* **Exercise aim**:
Filter the entries for the word "JSON". Copy each line that has it.
(Working data)
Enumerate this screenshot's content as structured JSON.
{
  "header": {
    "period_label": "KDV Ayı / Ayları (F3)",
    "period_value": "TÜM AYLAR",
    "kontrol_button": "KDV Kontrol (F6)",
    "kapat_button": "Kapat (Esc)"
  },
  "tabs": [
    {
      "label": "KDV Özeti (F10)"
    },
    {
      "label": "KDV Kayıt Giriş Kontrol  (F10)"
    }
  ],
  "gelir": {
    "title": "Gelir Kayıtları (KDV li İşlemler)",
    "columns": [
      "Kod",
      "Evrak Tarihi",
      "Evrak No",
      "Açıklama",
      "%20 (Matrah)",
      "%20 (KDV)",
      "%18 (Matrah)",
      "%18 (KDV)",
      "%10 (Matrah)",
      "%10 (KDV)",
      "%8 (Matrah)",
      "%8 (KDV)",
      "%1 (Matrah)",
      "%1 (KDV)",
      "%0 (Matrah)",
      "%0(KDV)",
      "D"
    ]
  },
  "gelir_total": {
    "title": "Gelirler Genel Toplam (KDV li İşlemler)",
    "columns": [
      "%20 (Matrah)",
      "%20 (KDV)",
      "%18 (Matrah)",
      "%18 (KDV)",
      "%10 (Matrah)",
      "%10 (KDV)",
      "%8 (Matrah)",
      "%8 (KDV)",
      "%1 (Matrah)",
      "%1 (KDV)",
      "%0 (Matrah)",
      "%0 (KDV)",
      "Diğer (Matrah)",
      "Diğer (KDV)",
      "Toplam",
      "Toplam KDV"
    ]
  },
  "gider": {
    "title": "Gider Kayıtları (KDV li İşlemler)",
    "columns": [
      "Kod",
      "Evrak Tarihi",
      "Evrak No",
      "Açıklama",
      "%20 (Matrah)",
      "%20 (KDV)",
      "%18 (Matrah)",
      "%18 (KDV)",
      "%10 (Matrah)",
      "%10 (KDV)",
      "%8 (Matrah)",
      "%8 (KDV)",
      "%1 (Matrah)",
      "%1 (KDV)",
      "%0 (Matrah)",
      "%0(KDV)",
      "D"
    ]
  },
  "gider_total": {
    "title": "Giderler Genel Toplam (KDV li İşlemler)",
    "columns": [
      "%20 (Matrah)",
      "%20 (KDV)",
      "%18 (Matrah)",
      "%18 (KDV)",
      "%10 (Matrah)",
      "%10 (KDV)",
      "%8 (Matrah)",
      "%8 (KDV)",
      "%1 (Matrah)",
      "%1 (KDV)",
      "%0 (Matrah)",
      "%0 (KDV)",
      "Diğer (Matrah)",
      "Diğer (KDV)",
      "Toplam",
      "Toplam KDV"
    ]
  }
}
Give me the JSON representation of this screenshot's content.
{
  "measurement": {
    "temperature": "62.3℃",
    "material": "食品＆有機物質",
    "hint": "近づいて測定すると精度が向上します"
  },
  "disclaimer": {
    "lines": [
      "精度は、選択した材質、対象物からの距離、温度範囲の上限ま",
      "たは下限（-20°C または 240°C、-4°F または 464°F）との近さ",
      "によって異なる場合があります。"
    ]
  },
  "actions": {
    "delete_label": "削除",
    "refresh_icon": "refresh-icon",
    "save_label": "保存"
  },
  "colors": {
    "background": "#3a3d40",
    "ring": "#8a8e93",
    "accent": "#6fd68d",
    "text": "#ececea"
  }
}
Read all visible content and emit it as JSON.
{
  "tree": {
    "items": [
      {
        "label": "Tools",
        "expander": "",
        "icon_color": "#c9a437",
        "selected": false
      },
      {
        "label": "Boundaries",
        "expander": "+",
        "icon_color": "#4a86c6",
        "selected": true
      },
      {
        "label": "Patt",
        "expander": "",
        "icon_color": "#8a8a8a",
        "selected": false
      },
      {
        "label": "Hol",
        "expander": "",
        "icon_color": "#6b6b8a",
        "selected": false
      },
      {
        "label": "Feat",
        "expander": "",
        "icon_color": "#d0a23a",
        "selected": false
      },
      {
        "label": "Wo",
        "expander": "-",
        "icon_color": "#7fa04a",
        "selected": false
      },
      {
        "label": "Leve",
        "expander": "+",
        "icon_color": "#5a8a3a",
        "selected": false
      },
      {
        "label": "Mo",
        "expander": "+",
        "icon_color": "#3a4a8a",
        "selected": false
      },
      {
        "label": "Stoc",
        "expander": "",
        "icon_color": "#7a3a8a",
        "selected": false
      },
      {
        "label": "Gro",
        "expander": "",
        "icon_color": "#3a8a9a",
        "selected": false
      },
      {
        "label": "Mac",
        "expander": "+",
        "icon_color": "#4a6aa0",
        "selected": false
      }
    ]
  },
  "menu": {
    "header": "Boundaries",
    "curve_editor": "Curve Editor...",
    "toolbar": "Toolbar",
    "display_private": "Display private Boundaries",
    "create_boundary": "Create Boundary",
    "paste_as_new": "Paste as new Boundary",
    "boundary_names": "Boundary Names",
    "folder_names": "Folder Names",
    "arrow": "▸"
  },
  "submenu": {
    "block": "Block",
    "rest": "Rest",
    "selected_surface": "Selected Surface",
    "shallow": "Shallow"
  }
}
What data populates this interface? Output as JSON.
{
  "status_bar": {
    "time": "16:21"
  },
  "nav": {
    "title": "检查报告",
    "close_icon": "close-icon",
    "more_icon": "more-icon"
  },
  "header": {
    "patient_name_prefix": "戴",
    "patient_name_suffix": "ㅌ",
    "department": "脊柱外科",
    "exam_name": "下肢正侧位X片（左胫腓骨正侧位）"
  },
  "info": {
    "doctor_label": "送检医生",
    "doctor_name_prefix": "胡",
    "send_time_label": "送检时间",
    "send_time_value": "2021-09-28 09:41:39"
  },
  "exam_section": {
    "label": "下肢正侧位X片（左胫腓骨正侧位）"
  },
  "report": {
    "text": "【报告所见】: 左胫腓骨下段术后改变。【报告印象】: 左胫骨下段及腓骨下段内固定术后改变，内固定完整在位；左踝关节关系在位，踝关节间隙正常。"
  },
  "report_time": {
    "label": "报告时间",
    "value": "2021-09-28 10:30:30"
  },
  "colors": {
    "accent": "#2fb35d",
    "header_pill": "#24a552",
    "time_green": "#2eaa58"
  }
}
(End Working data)
* **Exercise result**:
Enumerate this screenshot's content as structured JSON.
Give me the JSON representation of this screenshot's content.
Read all visible content and emit it as JSON.
What data populates this interface? Output as JSON.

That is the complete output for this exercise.